    1. I completely agree with your observations about last night’s Newsnight and that strange panel. I have no idea how they were selected or by whom.

    2. Yes, a very strange panel. It's been strange throughout.

      That Newsnight special was the worst yet. Evan Davis's behaviour was quite extraordinary - and in so many ways.

      He kept trying to steer the debate in a pro-EU way (using both sides to do so). I think I counted two half-hearted 'devil's advocate' questions (for balance) among an absolute onslaught of pro-EU points. He even tried, doggedly, to steer Amber Rudd into arguing that giving money through the EU to Eastern Europe was a good thing in its own right - and, yes, got 8/8 members of the 'undecided voters' panel to agree with him to when he put it to the vote...

      (...not that they decided that 'undecided' by the end. What's the bet they'll come down as an absolute majority for Remain on the last episode?)

      Then there was his outrageous introduction and the way he tried to badger Douglas Carswell into joining his self-declared 'consensus' that the £350 million a week figure is untrue.

      The contrast between the way he treated Douglas Carswell and Amber Rudd was classic BBC. My old 'interruption coefficients' would be off the scale. (As it was I counted 18 challenging interruptions against Mr. Carswell and just 6 rather-less-challenging interruptions against Miss Rudd).

      Then there was Evan's "That's what I thought" backing up of Stephen Wall and his helpful 'correction' of Stephen Wall ("I thought is was 87%").

      And then the audience, Chris Cook's report, even John Sweeney's (otherwise excellent) pay-off line.

      It was all quite something.

      (Time permitting, I'll try and make this more concrete).

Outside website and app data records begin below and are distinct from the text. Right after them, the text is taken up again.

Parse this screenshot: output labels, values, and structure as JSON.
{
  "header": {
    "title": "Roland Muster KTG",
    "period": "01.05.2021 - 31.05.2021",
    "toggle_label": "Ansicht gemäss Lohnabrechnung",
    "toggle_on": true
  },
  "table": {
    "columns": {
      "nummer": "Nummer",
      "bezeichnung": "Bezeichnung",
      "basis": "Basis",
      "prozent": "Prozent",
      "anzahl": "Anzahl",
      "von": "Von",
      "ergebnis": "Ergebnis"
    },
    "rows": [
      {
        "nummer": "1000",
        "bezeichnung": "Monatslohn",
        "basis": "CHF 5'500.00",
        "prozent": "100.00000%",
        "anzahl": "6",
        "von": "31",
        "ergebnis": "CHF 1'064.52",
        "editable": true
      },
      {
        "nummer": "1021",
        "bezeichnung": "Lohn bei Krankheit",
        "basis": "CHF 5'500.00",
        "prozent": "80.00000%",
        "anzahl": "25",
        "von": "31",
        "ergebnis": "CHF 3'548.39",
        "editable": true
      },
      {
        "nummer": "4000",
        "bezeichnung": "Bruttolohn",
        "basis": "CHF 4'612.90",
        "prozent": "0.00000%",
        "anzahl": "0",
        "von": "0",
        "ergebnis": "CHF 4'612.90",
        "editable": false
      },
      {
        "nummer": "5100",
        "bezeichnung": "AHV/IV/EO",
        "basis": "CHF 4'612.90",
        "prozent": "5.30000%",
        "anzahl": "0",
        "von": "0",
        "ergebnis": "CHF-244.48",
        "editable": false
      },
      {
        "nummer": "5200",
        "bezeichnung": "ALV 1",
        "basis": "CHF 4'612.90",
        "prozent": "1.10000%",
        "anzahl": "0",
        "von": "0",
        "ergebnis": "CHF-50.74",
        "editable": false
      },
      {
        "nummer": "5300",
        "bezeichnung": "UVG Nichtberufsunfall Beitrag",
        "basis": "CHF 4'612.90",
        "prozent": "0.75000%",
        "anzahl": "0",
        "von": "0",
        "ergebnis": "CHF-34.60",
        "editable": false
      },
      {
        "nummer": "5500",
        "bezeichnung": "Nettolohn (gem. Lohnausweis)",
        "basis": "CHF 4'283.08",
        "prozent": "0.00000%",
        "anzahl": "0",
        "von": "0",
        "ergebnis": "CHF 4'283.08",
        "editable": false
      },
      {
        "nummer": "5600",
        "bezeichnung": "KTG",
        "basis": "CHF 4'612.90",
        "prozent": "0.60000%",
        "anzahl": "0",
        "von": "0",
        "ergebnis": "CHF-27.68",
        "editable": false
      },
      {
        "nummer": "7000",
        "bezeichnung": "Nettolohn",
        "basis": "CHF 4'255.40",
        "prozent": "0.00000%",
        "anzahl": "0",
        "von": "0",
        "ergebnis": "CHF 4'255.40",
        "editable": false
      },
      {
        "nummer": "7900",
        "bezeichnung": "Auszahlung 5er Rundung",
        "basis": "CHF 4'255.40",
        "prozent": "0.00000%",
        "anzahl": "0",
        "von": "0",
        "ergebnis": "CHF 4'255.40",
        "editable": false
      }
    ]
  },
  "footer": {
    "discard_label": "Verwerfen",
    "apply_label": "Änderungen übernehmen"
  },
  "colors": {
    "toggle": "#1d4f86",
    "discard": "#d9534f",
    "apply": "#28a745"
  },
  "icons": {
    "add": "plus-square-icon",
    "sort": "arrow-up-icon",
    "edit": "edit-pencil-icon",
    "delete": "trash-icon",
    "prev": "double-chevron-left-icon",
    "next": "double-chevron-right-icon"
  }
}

  2. I have on occasions heard the pro-leave case put over sensibly and well, without interruption on the BBC, yet each time I am surprised. Pleasantly surprised, but nevertheless surprised.

  3. I think the situation is that the BBC knows they're supposed to behave. They know they are supposed to try extra hard to 'get it about right'. You can be sure there have been many discussions with Lord Hall and John Whittingdale and others, and BBC management is surely feeling a little pressure because of the license fee review hanging over their heads.

    The problem is two-fold. First, the Government is definitely pressuring them not to give too much favorable coverage to Leave, because they would see that as bias (i.e. it's bias when the BBC reports things I don't like). I've voiced my suspicions before that there may be a little quiet gentleman's agreement going on about this and immigration, an issue which is inextricably linked with the EU referendum. So there is already a tendency to favor Remain even before we get to the personal biases of the staff.

    Then there's the bias of the staff. They can't help themselves sometimes, don't even realize they're doing it. I'm not sure how many Beeboids are even capable of leaving their opinions at the door at this point, especially when there is heated discussion beforehand and probably lots of office chatter reinforcing the groupthink.

    Are they trying to be fair? Sure. Mostly. More or less. Are they even capable of it? Some are, many are not.

  4. "Are they trying to be fair? Sure. Mostly."

    No I don't accept that.

    Take this latest story they are giving the headline treatment to on their website.


    Meanwhile they have buried Johnson and Rees-Mogg's attack on the PM for misleading Parliament in an obscure part of the website. By the way, I don't even think it's an accident that they've buried the Referendum segment under "Politics".

    Also, this story has the Kuennesberg fingerprints all over it. The idea this story just suddenly blew up out of nowhere is absurd. This has been cooked up by the BBC>